MidiChannels have methods representing the common
MIDI voice messages such as "note on" and "control change." They
also permit queries of the channel's current state.
interface extends both
Receiver (and therefore
Sequencer adds methods for basic MIDI sequencing
operations. A sequencer can load and play back a sequence, query
and set the tempo, and control the master and slave sync modes. An
application can register to be notified when the sequencer
MetaEvents and controller events. (A
controller event occurs when a MIDI controller, such as a
pitch-bend wheel or a data slider, changes its value. These events
MidiEvents, but are created when the
Sequencer encounters certain
Sequence object represents a MIDI sequence as
one or more tracks and associated timing information. A track
contains a list of time-stamped MIDI events. Sequences can be read
from MIDI files, or created from scratch and edited by adding
Tracks to the
Sequence (or removing
MidiEvents can be added to or
removed from the
Sequence(or removing them). Similarly,
MidiEventscan be added to or removed from the
It is not necessary to load a MIDI file into a
Sequence object before playing the file. The

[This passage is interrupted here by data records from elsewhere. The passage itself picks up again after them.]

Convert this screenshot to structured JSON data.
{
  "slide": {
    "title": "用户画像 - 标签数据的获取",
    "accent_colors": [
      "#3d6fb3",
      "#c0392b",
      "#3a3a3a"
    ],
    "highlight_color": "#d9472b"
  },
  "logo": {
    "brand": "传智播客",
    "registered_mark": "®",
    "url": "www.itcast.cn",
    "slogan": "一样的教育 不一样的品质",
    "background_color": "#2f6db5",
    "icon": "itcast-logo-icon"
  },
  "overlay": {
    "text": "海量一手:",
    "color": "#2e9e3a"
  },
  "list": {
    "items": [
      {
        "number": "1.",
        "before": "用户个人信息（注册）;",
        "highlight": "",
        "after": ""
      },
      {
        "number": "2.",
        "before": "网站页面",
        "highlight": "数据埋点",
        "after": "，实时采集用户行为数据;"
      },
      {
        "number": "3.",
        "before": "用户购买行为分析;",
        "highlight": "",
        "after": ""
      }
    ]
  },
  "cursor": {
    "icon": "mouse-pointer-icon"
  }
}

setSequence(java.io.InputStream) method of
Sequencer lets you read a MIDI file directly into a
Sequencer, without creating a
MidiSystem acts as an application's entry point to
the MIDI music system. It provides information about, and access
to, the set of installed devices, including transmitters,
receivers, synthesizers, and sequencers.
MidiSystem class provides methods for reading
MIDI files to create
Sequence objects, and for writing
Sequences to MIDI files. A MIDI Type 0 file contains
only one track, while a Type 1 file may contain any number.
MidiSystem also provides methods to create
Soundbank objects by parsing soundbank files.
Configuration of the MIDI system is handled in the
javax.sound.midi.spi package. The abstract classes in
this package allow service providers to supply and install their
own MIDI devices, MIDI file readers and writers, and soundbank file